our case a company called NRG Well Management Ltd.
What are the hazards and risks of deepwater drilling
to the west of Shetland?
Group does not operate, nor have any plans to operate, west of
Is deepwater oil and gas production necessary
during the UK's transition to a low carbon economy?
Group strongly believes that indigenous production of oil and
gas will be vital to the UK, both during the transition to a low
carbon economy, and beyond. Gas is the cleanest of the fossil
fuels, producing half as much CO2 as coal when burnt. It is abundant
worldwide, with the recent Shale Gas revolution in the US responsible
for additional global supply. Gas is also the most cost effective
source of energy for consumers when compared to offshore wind,
nuclear, and coal with CCS. It is vitally important that new exploration
and production is pursued in the UK, including in technically
challenging areas such as deepwater or HPHT fields.
To what extent would deepwater oil and gas resources
contribute to the UK's security of supply?
is hard to state with certainty the precise contribution of deepwater
oil and gas resources to the UK's security of supply. This is
because the UK has relatively little deepwater acreage, and that
which there is tends to be West of Shetland. BG Group has a number
of High Pressure/High Temperature fields in our portfolio and
these are more technically challenging than conventional fields.
The challenge for government is to continue to incentivise, through
new fiscal incentives, the development of these fields, and also
of incremental developments to existing fields, which because
of their demanding technical nature are more difficult to produce.
is fair to conclude that volumes of indigenous oil and gas reserves
which are not exploited would need to be sourced as imports instead,
with implications for security of supply.
offshore oil and gas sector is the most highly taxed in the UK
at rates of between 50-75%. An effective way for the Government

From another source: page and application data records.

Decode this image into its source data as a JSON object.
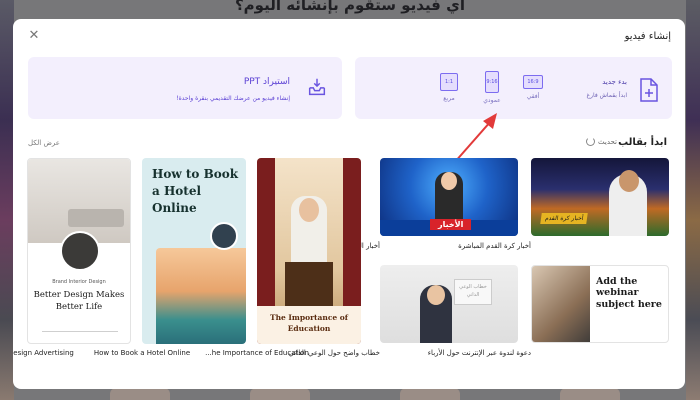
{
  "background": {
    "heading": "أي فيديو ستقوم بإنشائه اليوم؟"
  },
  "modal": {
    "title": "إنشاء فيديو",
    "close_icon": "close-icon"
  },
  "import_ppt": {
    "icon": "inbox-download-icon",
    "title": "استيراد PPT",
    "description": "إنشاء فيديو من عرضك التقديمي بنقرة واحدة!"
  },
  "new_video": {
    "icon": "add-document-icon",
    "title": "بدء جديد",
    "description": "ابدأ بقماش فارغ",
    "ratios": [
      {
        "box": "16:9",
        "label": "أفقي"
      },
      {
        "box": "9:16",
        "label": "عمودي"
      },
      {
        "box": "1:1",
        "label": "مربع"
      }
    ]
  },
  "templates_section": {
    "title": "ابدأ بقالب",
    "refresh_label": "تحديث",
    "view_all": "عرض الكل"
  },
  "templates": [
    {
      "caption": "أخبار كرة القدم المباشرة",
      "overlay": "أخبار كرة القدم"
    },
    {
      "caption": "أخبار الصباح",
      "overlay": "الأخبار"
    },
    {
      "caption": "دعوة لندوة عبر الإنترنت حول الأرباء",
      "overlay": "Add the webinar subject here"
    },
    {
      "caption": "خطاب واضح حول الوعي الذاتي",
      "overlay": "خطاب الوعي الذاتي"
    },
    {
      "caption": "...he Importance of Education",
      "overlay": "The Importance of Education"
    },
    {
      "caption": "How to Book a Hotel Online",
      "overlay": "How to Book a Hotel Online"
    },
    {
      "caption": "Interior Design Advertising",
      "overlay_brand": "Brand Interior Design",
      "overlay": "Better Design Makes Better Life"
    }
  ],
  "colors": {
    "accent": "#5a3fd4",
    "card_bg": "#f3effd",
    "arrow": "#e23a3a"
  }
}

to encourage continued development would be via the introduction
of new tax incentives, a general reduction in the current high
rates, or a combination of both.